Paul Lister’s review published on Letterboxd:
Anton Corbjin's cold and sterile 'A Most Wanted Man' as we all know was Phillip Seymour Hoffman's last completed film role (although we also know that Mockingjay Part 2 is coming, with Hoffman's role incomplete). It centres around a post 9/11 world but fails to use the genuine real world fears that our political landscape is in as a result. Firstly I have to say that the whole 'accents' thing is a distraction. Hoffman rises above his accent, although he doesn't particularly nail it. Willem Dafoe is frankly awful to listen to in this film, his accent is so phony and even feels like its been tinkered (tailored, soldered, spied) with in post production. It is slightly jarring when clearly these are German characters speaking in English with accents, especially in the few moments where the German language is actually used. Sometimes this isn't an issue, it really depends on whether the film is good enough to ignore it like Fincher's 'The Girl With the Dragon Tattoo' which just about gets away with it for me.

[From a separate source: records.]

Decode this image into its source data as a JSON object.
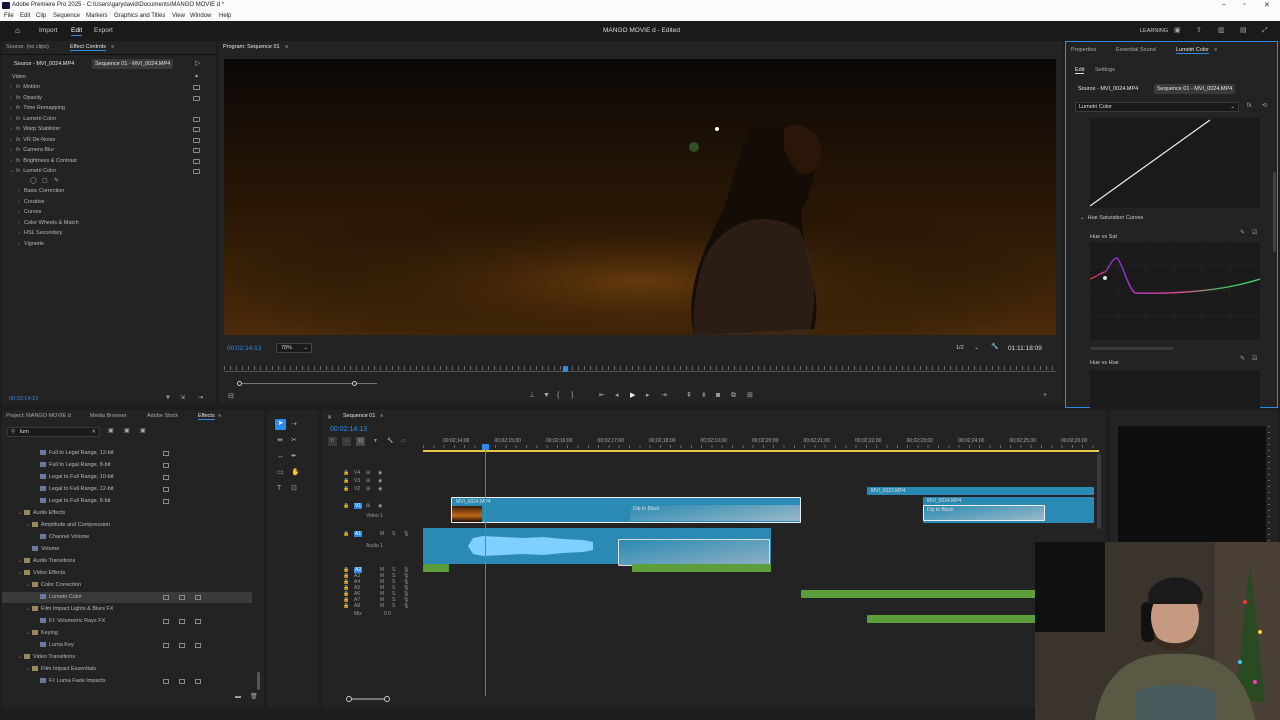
{
  "titlebar": {
    "title": "Adobe Premiere Pro 2025 - C:\\Users\\garydavid\\Documents\\MANGO MOVIE d *"
  },
  "menu": [
    "File",
    "Edit",
    "Clip",
    "Sequence",
    "Markers",
    "Graphics and Titles",
    "View",
    "Window",
    "Help"
  ],
  "workspace": {
    "import": "Import",
    "edit": "Edit",
    "export": "Export",
    "project_title": "MANGO MOVIE d - Edited",
    "learning": "LEARNING"
  },
  "effect_controls": {
    "tab_source": "Source: (no clips)",
    "tab_active": "Effect Controls",
    "source_label": "Source - MVI_0024.MP4",
    "sequence_label": "Sequence 01 - MVI_0024.MP4",
    "section": "Video",
    "effects": [
      "Motion",
      "Opacity",
      "Time Remapping",
      "Lumetri Color",
      "Warp Stabilizer",
      "VR De-Noise",
      "Camera Blur",
      "Brightness & Contrast",
      "Lumetri Color"
    ],
    "lumetri_sub": [
      "Basic Correction",
      "Creative",
      "Curves",
      "Color Wheels & Match",
      "HSL Secondary",
      "Vignette"
    ],
    "timecode": "00:02:14:13"
  },
  "program": {
    "tab": "Program: Sequence 01",
    "timecode": "00:02:14:13",
    "zoom": "78%",
    "resolution": "1/2",
    "duration": "01:11:18:09"
  },
  "lumetri": {
    "tabs": [
      "Properties",
      "Essential Sound",
      "Lumetri Color"
    ],
    "subtabs": [
      "Edit",
      "Settings"
    ],
    "source_label": "Source - MVI_0024.MP4",
    "sequence_label": "Sequence 01 - MVI_0024.MP4",
    "effect_select": "Lumetri Color",
    "section": "Hue Saturation Curves",
    "curve1": "Hue vs Sat",
    "curve2": "Hue vs Hue"
  },
  "project": {
    "tabs": [
      "Project: MANGO MOVIE d",
      "Media Browser",
      "Adobe Stock",
      "Effects"
    ],
    "search": "lum",
    "items": [
      {
        "label": "Full to Legal Range, 12-bit",
        "indent": 3
      },
      {
        "label": "Full to Legal Range, 8-bit",
        "indent": 3
      },
      {
        "label": "Legal to Full Range, 10-bit",
        "indent": 3
      },
      {
        "label": "Legal to Full Range, 12-bit",
        "indent": 3
      },
      {
        "label": "Legal to Full Range, 8-bit",
        "indent": 3
      },
      {
        "label": "Audio Effects",
        "indent": 1,
        "folder": true
      },
      {
        "label": "Amplitude and Compression",
        "indent": 2,
        "folder": true
      },
      {
        "label": "Channel Volume",
        "indent": 3
      },
      {
        "label": "Volume",
        "indent": 2
      },
      {
        "label": "Audio Transitions",
        "indent": 1,
        "folder": true
      },
      {
        "label": "Video Effects",
        "indent": 1,
        "folder": true
      },
      {
        "label": "Color Correction",
        "indent": 2,
        "folder": true
      },
      {
        "label": "Lumetri Color",
        "indent": 3,
        "selected": true
      },
      {
        "label": "Film Impact Lights & Blurs FX",
        "indent": 2,
        "folder": true
      },
      {
        "label": "FI: Volumetric Rays FX",
        "indent": 3
      },
      {
        "label": "Keying",
        "indent": 2,
        "folder": true
      },
      {
        "label": "Luma Key",
        "indent": 3
      },
      {
        "label": "Video Transitions",
        "indent": 1,
        "folder": true
      },
      {
        "label": "Film Impact Essentials",
        "indent": 2,
        "folder": true
      },
      {
        "label": "FI: Luma Fade Impacts",
        "indent": 3
      }
    ]
  },
  "timeline": {
    "tab": "Sequence 01",
    "timecode": "00:02:14:13",
    "ruler": [
      "00;02;14;00",
      "00;02;15;00",
      "00;02;16;00",
      "00;02;17;00",
      "00;02;18;00",
      "00;02;19;00",
      "00;02;20;00",
      "00;02;21;00",
      "00;02;22;00",
      "00;02;23;00",
      "00;02;24;00",
      "00;02;25;00",
      "00;02;26;00"
    ],
    "video_tracks": [
      "V4",
      "V3",
      "V2",
      "V1"
    ],
    "video1_label": "Video 1",
    "audio_tracks": [
      "A1",
      "A2",
      "A3",
      "A4",
      "A5",
      "A6",
      "A7",
      "A8"
    ],
    "audio1_label": "Audio 1",
    "mix": "Mix",
    "mix_val": "0.0",
    "clip1": "MVI_0024.MP4",
    "clip2": "MVI_0023.MP4",
    "clip3": "MVI_0024.MP4",
    "transition1": "Dip to Black",
    "transition2": "Dip to Black"
  },
  "colors": {
    "accent": "#2d8ceb",
    "clip": "#2a8ab3",
    "audio": "#5c9e3a"
  }
}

A problem I had with the film is the pacing, which was slow. Slow doesn't especially bother me if what is happening on screen is captivating to watch but I felt the film was lacking in tension for the most part and the film lacked any real atmosphere. One of the reasons for this is the cinematography. If you look at 'Tinker, Tailor, Soldier, Spy' the cinematography resisted the temptation of being smooth around the edges, it was murky, dingy and reveled in the drab, smoky rooms in which the film took place. In 'A Most Wanted Man' the photography is too clean, too sterile and even though it isn't the same film as TTSS it would have benefited from approaching it's visual style in the same way in my opinion. I suppose you could argue that the film looks cleaner because it is set in modern times as opposed to TTSS's period setting though.
Ultimately it falls on Hoffman's shoes to keep this one engaging but in all honesty he is fighting a losing battle. 'Tinker, Tailor, Soldier, Spy' is a largely superior Le Carre adaptation that is slow moving but intriguing and tense at the same time, featuring more than one decent performance. This one is cold and unengaging and doesn't fill it's slow paced film with anything to grab your attention for too long. It is a shame because films like this often grab my attention, I expected the same from this. Watch it for Hoffman though, he especially handles the final scene to perfection, if only the rest of the film made me care! It is kind of side to see him walk off screen the way he does. If you have any interest in the mans much missed talents you should still check this one out.